Component data from apps and pages:
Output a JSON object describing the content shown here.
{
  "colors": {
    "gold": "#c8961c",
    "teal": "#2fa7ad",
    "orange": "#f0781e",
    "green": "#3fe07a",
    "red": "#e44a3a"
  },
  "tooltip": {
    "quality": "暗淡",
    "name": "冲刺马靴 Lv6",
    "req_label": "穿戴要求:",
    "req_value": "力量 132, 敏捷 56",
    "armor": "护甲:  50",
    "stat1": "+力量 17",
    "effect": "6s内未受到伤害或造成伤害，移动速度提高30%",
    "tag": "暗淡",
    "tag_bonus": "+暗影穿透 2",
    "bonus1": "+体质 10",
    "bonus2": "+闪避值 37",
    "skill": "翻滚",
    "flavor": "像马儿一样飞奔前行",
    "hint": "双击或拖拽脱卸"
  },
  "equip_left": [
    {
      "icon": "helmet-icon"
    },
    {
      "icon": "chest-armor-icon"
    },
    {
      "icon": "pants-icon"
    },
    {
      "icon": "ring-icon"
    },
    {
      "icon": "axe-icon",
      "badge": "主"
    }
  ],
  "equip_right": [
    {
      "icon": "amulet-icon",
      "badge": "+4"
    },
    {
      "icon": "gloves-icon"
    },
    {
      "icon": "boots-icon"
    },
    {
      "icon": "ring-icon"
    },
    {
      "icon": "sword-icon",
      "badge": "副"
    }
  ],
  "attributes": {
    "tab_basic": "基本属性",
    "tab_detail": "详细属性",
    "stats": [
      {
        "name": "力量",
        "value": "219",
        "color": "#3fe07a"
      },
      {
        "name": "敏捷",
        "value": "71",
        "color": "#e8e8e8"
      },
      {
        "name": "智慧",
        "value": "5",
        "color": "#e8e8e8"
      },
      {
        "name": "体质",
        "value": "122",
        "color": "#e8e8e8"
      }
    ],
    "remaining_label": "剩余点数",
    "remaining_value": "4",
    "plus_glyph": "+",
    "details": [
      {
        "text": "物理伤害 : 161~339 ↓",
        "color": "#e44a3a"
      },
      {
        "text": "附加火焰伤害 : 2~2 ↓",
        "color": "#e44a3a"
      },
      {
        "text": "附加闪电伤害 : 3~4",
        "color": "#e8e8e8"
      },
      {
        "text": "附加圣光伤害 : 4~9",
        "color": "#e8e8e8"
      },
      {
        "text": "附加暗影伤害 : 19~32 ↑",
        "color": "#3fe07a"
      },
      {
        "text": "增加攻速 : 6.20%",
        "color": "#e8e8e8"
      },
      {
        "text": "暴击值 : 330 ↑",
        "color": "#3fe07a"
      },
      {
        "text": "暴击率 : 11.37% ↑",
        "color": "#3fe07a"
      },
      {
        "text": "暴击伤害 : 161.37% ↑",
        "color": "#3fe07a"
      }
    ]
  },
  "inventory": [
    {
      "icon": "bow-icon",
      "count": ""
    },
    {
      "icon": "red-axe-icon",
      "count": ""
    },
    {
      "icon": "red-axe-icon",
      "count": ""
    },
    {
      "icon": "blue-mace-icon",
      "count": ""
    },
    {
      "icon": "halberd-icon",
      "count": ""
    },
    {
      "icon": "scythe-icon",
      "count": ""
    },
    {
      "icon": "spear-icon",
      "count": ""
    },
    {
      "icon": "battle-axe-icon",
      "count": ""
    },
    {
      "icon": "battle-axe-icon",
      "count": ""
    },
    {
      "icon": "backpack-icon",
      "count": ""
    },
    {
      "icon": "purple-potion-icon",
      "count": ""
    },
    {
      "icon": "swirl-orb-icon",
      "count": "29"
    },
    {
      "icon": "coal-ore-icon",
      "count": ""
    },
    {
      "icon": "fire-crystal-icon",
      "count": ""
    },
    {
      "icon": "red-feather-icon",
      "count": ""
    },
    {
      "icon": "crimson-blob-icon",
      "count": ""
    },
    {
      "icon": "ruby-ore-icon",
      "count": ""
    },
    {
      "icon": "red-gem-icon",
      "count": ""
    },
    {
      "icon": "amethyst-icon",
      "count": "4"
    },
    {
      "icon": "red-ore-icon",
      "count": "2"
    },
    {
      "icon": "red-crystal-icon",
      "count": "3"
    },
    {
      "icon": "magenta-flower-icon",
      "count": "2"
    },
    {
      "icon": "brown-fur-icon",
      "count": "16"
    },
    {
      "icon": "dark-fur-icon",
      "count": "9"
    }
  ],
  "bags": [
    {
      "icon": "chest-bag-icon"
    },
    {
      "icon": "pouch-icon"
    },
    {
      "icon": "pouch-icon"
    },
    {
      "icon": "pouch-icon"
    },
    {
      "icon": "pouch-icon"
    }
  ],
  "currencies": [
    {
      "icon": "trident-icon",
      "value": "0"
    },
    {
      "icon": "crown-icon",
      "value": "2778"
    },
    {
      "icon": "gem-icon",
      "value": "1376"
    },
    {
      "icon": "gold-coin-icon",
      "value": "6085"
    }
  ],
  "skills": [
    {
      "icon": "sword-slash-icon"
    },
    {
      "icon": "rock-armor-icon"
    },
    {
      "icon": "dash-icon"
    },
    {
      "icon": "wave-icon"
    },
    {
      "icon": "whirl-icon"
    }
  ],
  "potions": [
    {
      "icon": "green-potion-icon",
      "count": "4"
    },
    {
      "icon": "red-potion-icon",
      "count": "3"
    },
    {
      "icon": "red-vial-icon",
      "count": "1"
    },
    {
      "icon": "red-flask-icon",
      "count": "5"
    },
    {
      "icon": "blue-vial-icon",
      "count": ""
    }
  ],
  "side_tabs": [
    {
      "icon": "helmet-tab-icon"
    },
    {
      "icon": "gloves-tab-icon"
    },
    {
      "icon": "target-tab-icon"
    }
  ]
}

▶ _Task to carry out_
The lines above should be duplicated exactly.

▶ _Your solution_
Output a JSON object describing the content shown here.
{
  "colors": {
    "gold": "#c8961c",
    "teal": "#2fa7ad",
    "orange": "#f0781e",
    "green": "#3fe07a",
    "red": "#e44a3a"
  },
  "tooltip": {
    "quality": "暗淡",
    "name": "冲刺马靴 Lv6",
    "req_label": "穿戴要求:",
    "req_value": "力量 132, 敏捷 56",
    "armor": "护甲:  50",
    "stat1": "+力量 17",
    "effect": "6s内未受到伤害或造成伤害，移动速度提高30%",
    "tag": "暗淡",
    "tag_bonus": "+暗影穿透 2",
    "bonus1": "+体质 10",
    "bonus2": "+闪避值 37",
    "skill": "翻滚",
    "flavor": "像马儿一样飞奔前行",
    "hint": "双击或拖拽脱卸"
  },
  "equip_left": [
    {
      "icon": "helmet-icon"
    },
    {
      "icon": "chest-armor-icon"
    },
    {
      "icon": "pants-icon"
    },
    {
      "icon": "ring-icon"
    },
    {
      "icon": "axe-icon",
      "badge": "主"
    }
  ],
  "equip_right": [
    {
      "icon": "amulet-icon",
      "badge": "+4"
    },
    {
      "icon": "gloves-icon"
    },
    {
      "icon": "boots-icon"
    },
    {
      "icon": "ring-icon"
    },
    {
      "icon": "sword-icon",
      "badge": "副"
    }
  ],
  "attributes": {
    "tab_basic": "基本属性",
    "tab_detail": "详细属性",
    "stats": [
      {
        "name": "力量",
        "value": "219",
        "color": "#3fe07a"
      },
      {
        "name": "敏捷",
        "value": "71",
        "color": "#e8e8e8"
      },
      {
        "name": "智慧",
        "value": "5",
        "color": "#e8e8e8"
      },
      {
        "name": "体质",
        "value": "122",
        "color": "#e8e8e8"
      }
    ],
    "remaining_label": "剩余点数",
    "remaining_value": "4",
    "plus_glyph": "+",
    "details": [
      {
        "text": "物理伤害 : 161~339 ↓",
        "color": "#e44a3a"
      },
      {
        "text": "附加火焰伤害 : 2~2 ↓",
        "color": "#e44a3a"
      },
      {
        "text": "附加闪电伤害 : 3~4",
        "color": "#e8e8e8"
      },
      {
        "text": "附加圣光伤害 : 4~9",
        "color": "#e8e8e8"
      },
      {
        "text": "附加暗影伤害 : 19~32 ↑",
        "color": "#3fe07a"
      },
      {
        "text": "增加攻速 : 6.20%",
        "color": "#e8e8e8"
      },
      {
        "text": "暴击值 : 330 ↑",
        "color": "#3fe07a"
      },
      {
        "text": "暴击率 : 11.37% ↑",
        "color": "#3fe07a"
      },
      {
        "text": "暴击伤害 : 161.37% ↑",
        "color": "#3fe07a"
      }
    ]
  },
  "inventory": [
    {
      "icon": "bow-icon",
      "count": ""
    },
    {
      "icon": "red-axe-icon",
      "count": ""
    },
    {
      "icon": "red-axe-icon",
      "count": ""
    },
    {
      "icon": "blue-mace-icon",
      "count": ""
    },
    {
      "icon": "halberd-icon",
      "count": ""
    },
    {
      "icon": "scythe-icon",
      "count": ""
    },
    {
      "icon": "spear-icon",
      "count": ""
    },
    {
      "icon": "battle-axe-icon",
      "count": ""
    },
    {
      "icon": "battle-axe-icon",
      "count": ""
    },
    {
      "icon": "backpack-icon",
      "count": ""
    },
    {
      "icon": "purple-potion-icon",
      "count": ""
    },
    {
      "icon": "swirl-orb-icon",
      "count": "29"
    },
    {
      "icon": "coal-ore-icon",
      "count": ""
    },
    {
      "icon": "fire-crystal-icon",
      "count": ""
    },
    {
      "icon": "red-feather-icon",
      "count": ""
    },
    {
      "icon": "crimson-blob-icon",
      "count": ""
    },
    {
      "icon": "ruby-ore-icon",
      "count": ""
    },
    {
      "icon": "red-gem-icon",
      "count": ""
    },
    {
      "icon": "amethyst-icon",
      "count": "4"
    },
    {
      "icon": "red-ore-icon",
      "count": "2"
    },
    {
      "icon": "red-crystal-icon",
      "count": "3"
    },
    {
      "icon": "magenta-flower-icon",
      "count": "2"
    },
    {
      "icon": "brown-fur-icon",
      "count": "16"
    },
    {
      "icon": "dark-fur-icon",
      "count": "9"
    }
  ],
  "bags": [
    {
      "icon": "chest-bag-icon"
    },
    {
      "icon": "pouch-icon"
    },
    {
      "icon": "pouch-icon"
    },
    {
      "icon": "pouch-icon"
    },
    {
      "icon": "pouch-icon"
    }
  ],
  "currencies": [
    {
      "icon": "trident-icon",
      "value": "0"
    },
    {
      "icon": "crown-icon",
      "value": "2778"
    },
    {
      "icon": "gem-icon",
      "value": "1376"
    },
    {
      "icon": "gold-coin-icon",
      "value": "6085"
    }
  ],
  "skills": [
    {
      "icon": "sword-slash-icon"
    },
    {
      "icon": "rock-armor-icon"
    },
    {
      "icon": "dash-icon"
    },
    {
      "icon": "wave-icon"
    },
    {
      "icon": "whirl-icon"
    }
  ],
  "potions": [
    {
      "icon": "green-potion-icon",
      "count": "4"
    },
    {
      "icon": "red-potion-icon",
      "count": "3"
    },
    {
      "icon": "red-vial-icon",
      "count": "1"
    },
    {
      "icon": "red-flask-icon",
      "count": "5"
    },
    {
      "icon": "blue-vial-icon",
      "count": ""
    }
  ],
  "side_tabs": [
    {
      "icon": "helmet-tab-icon"
    },
    {
      "icon": "gloves-tab-icon"
    },
    {
      "icon": "target-tab-icon"
    }
  ]
}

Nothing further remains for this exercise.